[T]he treaty furnishes the law, and with that treaty no state or municipal corporation thereof can interfere. Admit the wedge of state interference ever so little, and there is nothing to prevent its being driven home and destroying the treaty-making power altogether.
The study of the reach of the treaty power also documented the fact that generations of federal and state judges in at least 45 federal (including mostly Supreme Court decisions) and 45 state court cases have consistently recognized the overriding domestic reach of treaty-based law and law radiating from other international agreements to matters that otherwise might have been the prerogative of the state. These areas include state court criminal jurisdiction and criminal law, state court criminal proceedings, state statutes of limitation, state rules of evidence, other state procedural laws regarding access to courts and remedies, state personal injury laws and workmen's compensation, state family law, title to and use of land and leases, control of water, title to personalty located in the state, control of debts, police power control of local businesses and employment, state power of exclusion and detention of persons and the alleged necessity to seize persons in order to protect state security, contract bidding, state registration of persons for employment, vehicle registration, driver's licenses, state taxes and inheritance.

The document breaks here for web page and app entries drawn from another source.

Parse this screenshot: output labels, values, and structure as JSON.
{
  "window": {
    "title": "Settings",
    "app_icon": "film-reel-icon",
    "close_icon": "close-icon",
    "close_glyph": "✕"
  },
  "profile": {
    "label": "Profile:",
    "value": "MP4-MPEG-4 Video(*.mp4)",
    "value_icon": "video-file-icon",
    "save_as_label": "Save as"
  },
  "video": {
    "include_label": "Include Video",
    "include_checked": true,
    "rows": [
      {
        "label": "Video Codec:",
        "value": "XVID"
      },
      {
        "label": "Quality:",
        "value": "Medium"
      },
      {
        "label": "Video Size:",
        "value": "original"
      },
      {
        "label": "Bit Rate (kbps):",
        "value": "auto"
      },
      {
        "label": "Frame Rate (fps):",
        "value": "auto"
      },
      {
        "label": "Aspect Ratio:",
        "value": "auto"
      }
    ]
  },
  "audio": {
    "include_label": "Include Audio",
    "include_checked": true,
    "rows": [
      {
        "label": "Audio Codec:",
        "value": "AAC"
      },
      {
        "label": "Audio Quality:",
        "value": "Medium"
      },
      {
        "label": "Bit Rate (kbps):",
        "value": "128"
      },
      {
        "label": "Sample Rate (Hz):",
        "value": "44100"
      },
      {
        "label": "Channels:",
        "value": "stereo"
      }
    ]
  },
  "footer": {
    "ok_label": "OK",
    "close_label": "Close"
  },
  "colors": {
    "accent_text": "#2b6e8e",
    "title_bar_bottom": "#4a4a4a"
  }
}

With respect to the primacy of customary international law as part of the "Laws of the United States," another study documented that such a primacy appeared in overwhelming views of the founders and framers. Additionally, generations of federal and state judges have affirmed that customary international law is the supreme law of the land and that the states are bound thereby under the Supremacy Clause. The second study demonstrates that at least 19 federal (including mostly Supreme Court decisions) and 30 state court cases have already recognized the supremacy of customary international law.
Quite clearly, state legislative attempts to avoid the reach of international law are futile unless the Supremacy Clause of the United States Constitution is amended and the predominant views of the founders and framers are abandoned.
Jordan Paust is the Mike & Teresa Baker Law Center Professor at the University of Houston Law Center and has extensive experience in international law. Paust is one of the most cited law professors in the US and has published over 180 articles, book chapters, papers and essays addressing treaty law, customary international law, and the incorporation of international law into US domestic law.
Suggested citation: Jordan Paust, The States are Unavoidably Bound by International Law, JURIST - Forum, June 8, 2012, http://jurist.org/forum/2012/06/jordan-paust-states-bound.php.
This article was prepared for publication by Caleb Pittman, head of JURIST's academic commentary service. Please direct any questions or comments to him at email@example.com